IN recognition of poverty eradication in all its forms and dimensions, including extreme poverty, is the greatest global challenge and an indispensable requirement for sustainable development.
Various societies have been struggling to fight against poverty so that they may achieve high living standards.
It is indeed a concern that the number of people living in extreme poverty and hunger surpasses one billion and inequalities between and within countries remain a significant challenge.
To address this situation, financial solutions have been sought as among the best strategies for empowerment and lifting people out of poverty.
Banks and other financial institutions have proved to be instrumental in fighting and supporting the war on poverty through the provision of loans and other forms of capital to facilitate economic activities.

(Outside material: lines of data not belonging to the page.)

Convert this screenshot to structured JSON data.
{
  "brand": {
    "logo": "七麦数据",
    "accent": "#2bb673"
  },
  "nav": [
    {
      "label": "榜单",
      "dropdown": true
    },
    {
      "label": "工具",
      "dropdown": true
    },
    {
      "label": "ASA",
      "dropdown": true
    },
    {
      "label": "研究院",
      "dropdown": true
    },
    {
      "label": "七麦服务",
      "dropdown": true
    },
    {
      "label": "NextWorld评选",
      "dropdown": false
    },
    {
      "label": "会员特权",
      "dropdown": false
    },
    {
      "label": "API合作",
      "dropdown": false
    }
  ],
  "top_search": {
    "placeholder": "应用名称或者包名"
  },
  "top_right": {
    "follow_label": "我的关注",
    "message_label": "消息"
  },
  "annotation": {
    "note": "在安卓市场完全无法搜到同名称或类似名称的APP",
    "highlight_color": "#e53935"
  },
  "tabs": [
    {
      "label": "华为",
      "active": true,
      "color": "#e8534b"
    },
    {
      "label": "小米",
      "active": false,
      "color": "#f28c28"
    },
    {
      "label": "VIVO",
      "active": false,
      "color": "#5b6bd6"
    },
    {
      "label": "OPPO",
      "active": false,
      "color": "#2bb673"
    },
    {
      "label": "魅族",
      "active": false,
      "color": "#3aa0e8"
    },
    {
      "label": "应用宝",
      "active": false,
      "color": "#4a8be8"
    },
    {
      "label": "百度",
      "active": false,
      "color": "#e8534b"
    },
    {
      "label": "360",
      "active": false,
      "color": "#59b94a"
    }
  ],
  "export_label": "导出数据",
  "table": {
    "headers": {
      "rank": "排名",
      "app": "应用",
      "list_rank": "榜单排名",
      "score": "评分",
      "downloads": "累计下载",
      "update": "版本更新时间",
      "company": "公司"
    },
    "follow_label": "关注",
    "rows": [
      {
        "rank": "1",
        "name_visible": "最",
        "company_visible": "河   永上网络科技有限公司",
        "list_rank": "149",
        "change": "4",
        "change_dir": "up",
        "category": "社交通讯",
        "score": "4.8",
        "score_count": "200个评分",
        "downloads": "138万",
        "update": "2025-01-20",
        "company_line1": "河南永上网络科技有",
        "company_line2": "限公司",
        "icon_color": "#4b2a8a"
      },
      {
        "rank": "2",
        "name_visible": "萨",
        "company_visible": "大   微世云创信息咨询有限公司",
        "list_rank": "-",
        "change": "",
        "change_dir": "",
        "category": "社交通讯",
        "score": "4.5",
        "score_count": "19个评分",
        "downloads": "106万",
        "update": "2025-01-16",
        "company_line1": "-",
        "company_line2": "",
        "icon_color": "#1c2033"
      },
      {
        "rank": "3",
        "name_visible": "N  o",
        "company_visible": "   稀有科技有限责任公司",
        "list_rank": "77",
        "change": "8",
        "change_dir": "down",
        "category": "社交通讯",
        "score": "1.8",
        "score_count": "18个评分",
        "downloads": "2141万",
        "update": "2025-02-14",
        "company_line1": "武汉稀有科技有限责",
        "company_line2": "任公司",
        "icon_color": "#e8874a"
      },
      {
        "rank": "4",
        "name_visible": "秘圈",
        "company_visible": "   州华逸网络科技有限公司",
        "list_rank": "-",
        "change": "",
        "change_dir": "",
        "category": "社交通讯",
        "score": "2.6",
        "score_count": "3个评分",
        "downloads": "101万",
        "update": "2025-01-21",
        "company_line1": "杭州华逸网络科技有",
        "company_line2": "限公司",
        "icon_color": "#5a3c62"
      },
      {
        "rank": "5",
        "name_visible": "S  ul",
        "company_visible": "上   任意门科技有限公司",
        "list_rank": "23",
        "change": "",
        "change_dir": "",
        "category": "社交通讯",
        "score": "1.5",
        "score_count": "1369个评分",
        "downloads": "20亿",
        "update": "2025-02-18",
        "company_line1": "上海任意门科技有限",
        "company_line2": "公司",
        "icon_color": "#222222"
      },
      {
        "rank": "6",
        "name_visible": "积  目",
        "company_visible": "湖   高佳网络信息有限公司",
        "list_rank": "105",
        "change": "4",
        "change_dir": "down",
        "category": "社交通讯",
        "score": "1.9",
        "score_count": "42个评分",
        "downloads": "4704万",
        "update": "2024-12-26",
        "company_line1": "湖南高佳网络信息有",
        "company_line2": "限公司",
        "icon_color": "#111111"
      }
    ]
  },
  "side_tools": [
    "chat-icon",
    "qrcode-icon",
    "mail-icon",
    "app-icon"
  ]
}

Although the penetration of financial services in most developing countries has remained low, its impact on such countries has been tremendous.
In Tanzania, for example, the penetration of banking services has remained as low as below 20 per cent. However, mobile technology has gradually introduced the excluded population to formal financial services.
This has boosted financial inclusion, which is essential for inclusive growth and it is a prerequisite for sustainable economic growth and development to over 70 per cent.
Prudent measures taken by the central bank in regulating the financial sector have helped to harness the power of technology, which is one of the most effective ways of integrating the unbanked population in the financial mainstream.
It is acknowledged and argued that increasing access to the financial system may be as important in reducing poverty as in increasing its depth.
All these efforts aimed at promoting the penetration of financial services got new impetus few years ago after the United Nations adopted and designated December 4 each year as International Day of Banks.
This commemoration aims at recognising the significant potential of multilateral development banks and other international development banks in financing sustainable development and the improvement of the standard of living.
According to the UN, collaboration between national development banks and multilateral banks, through co-financing or on-lending arrangements, can enhance goal-related finance through the complementarity of international resources and local market knowledge.
It adds that the global economy is facing heightened risks and financial volatility, with global growth likely to have peaked. Geopolitical factors, trade disputes, financial market volatility and non-economic factors, such as climate change risk further impeding growth, stability and development and worsening poverty, inequality and vulnerabilities.
It is becoming increasingly urgent to address the systemic economic and financial risks and architectural gaps that threaten the implementation of the 2030 Agenda.
Therefore, building resilient financial sector can be a powerful tool in uplifting the people from poverty in the country.